[Stored data]
____________
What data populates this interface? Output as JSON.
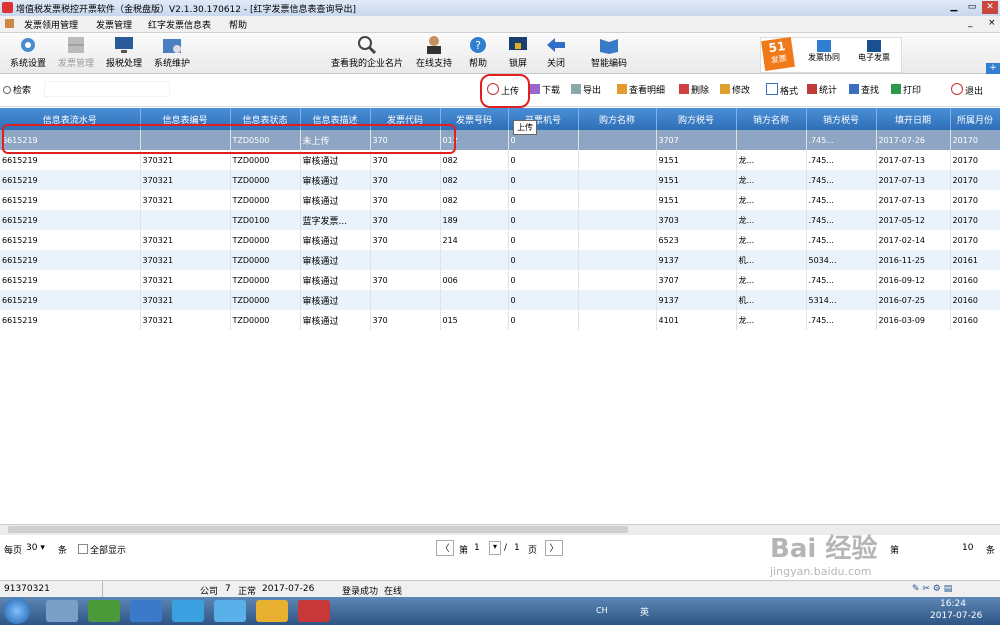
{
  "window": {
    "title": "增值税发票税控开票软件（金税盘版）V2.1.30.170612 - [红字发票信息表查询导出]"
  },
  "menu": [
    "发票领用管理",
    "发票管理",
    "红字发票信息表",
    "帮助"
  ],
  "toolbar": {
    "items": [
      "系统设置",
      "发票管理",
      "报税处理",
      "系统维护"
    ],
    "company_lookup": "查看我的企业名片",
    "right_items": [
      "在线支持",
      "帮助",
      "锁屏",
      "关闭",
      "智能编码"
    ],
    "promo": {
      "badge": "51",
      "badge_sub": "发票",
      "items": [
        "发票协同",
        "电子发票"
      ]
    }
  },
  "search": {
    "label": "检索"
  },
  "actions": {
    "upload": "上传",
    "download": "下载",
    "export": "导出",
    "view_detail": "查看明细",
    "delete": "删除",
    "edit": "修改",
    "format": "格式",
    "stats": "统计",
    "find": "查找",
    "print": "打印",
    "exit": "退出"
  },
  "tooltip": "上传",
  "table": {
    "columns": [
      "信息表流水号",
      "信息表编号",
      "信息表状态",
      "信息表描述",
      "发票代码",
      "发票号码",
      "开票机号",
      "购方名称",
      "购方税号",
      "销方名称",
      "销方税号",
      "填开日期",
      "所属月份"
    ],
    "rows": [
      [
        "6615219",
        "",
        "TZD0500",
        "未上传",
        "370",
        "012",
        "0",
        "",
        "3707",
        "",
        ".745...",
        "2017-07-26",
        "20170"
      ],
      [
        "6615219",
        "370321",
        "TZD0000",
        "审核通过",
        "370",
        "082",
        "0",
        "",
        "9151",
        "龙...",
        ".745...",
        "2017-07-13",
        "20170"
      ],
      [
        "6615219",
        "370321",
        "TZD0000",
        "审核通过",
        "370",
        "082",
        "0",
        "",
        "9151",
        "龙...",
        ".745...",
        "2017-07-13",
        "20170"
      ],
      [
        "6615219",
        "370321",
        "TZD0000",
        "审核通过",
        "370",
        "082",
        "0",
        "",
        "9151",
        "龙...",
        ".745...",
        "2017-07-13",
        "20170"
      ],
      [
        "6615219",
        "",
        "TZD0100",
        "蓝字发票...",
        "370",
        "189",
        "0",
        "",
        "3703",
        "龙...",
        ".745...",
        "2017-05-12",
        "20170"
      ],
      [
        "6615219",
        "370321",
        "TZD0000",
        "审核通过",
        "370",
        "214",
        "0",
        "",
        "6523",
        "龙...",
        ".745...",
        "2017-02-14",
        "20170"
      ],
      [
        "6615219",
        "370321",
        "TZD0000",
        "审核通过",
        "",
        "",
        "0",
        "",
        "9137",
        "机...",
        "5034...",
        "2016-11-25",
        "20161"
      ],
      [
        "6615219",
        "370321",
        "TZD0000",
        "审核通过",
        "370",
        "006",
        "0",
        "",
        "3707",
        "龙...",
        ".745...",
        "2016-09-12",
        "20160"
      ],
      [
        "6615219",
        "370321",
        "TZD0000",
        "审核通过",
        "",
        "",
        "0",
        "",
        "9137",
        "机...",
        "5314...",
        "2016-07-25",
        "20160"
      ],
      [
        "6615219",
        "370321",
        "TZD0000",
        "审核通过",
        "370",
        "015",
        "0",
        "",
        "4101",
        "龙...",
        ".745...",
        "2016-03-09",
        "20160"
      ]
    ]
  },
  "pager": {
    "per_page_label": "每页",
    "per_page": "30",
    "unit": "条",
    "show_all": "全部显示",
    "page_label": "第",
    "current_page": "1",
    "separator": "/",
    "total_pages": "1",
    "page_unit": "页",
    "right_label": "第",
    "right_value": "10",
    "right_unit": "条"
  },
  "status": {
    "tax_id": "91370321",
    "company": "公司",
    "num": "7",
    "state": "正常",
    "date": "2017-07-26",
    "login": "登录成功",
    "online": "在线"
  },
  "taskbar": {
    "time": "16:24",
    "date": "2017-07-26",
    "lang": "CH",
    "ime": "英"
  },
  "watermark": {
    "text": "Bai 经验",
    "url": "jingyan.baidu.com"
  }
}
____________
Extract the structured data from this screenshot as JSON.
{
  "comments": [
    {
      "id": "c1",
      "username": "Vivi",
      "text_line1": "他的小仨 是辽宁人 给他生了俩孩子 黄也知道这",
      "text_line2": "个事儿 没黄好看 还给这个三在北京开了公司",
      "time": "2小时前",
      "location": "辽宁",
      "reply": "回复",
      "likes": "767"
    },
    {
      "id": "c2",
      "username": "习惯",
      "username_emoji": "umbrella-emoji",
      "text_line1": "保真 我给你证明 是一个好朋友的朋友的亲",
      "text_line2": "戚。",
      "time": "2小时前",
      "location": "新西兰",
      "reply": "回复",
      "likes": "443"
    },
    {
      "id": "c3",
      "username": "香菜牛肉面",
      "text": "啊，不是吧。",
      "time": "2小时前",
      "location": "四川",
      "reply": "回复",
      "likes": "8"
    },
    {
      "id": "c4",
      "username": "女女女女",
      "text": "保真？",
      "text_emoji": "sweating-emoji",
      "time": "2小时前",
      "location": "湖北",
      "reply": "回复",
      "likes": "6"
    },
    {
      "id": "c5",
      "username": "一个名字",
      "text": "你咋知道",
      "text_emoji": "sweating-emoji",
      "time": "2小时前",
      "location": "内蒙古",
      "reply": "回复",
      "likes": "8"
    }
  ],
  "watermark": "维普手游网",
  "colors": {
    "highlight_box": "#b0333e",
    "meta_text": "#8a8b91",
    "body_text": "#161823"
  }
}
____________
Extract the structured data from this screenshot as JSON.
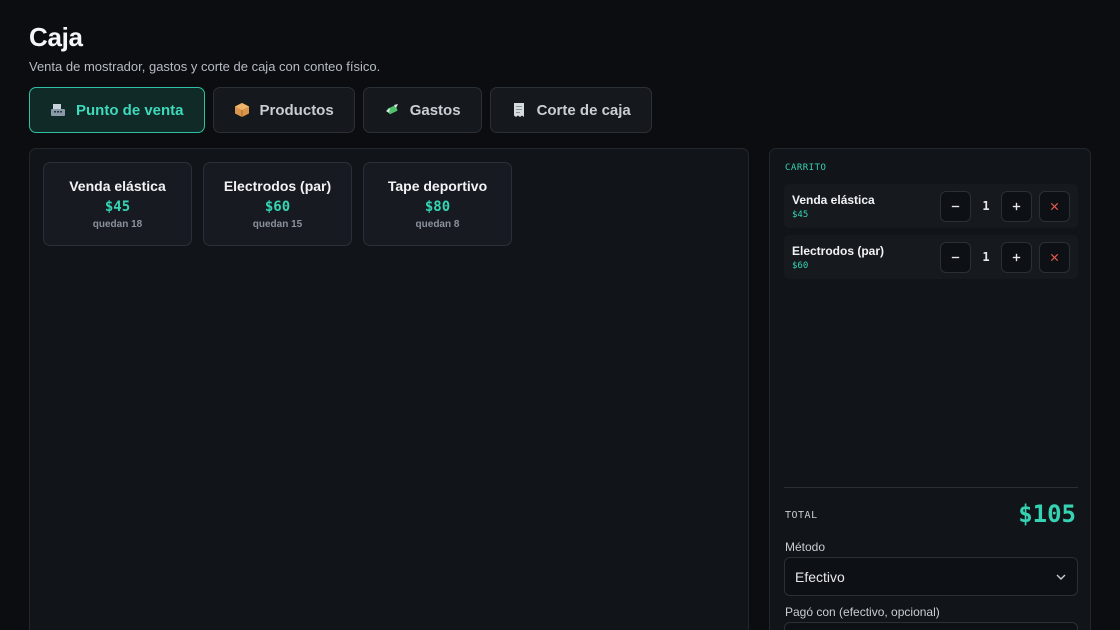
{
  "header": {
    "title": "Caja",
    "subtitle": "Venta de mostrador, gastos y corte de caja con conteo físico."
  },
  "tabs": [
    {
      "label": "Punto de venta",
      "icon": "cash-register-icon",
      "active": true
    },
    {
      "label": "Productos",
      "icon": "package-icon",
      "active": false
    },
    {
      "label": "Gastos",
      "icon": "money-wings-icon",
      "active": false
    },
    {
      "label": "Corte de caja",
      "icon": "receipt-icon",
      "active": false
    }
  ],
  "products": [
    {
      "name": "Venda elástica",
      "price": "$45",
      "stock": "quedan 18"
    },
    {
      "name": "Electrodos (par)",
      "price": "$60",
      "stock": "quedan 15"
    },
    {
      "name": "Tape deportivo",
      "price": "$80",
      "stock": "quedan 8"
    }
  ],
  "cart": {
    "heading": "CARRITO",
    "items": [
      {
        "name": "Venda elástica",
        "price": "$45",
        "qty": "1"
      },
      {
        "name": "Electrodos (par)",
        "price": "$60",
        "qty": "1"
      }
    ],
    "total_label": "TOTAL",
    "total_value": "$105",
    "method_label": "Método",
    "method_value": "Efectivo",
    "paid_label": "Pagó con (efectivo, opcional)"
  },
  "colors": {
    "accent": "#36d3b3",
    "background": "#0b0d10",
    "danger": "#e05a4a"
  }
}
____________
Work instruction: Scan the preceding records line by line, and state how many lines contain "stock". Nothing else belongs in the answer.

Solution below: 3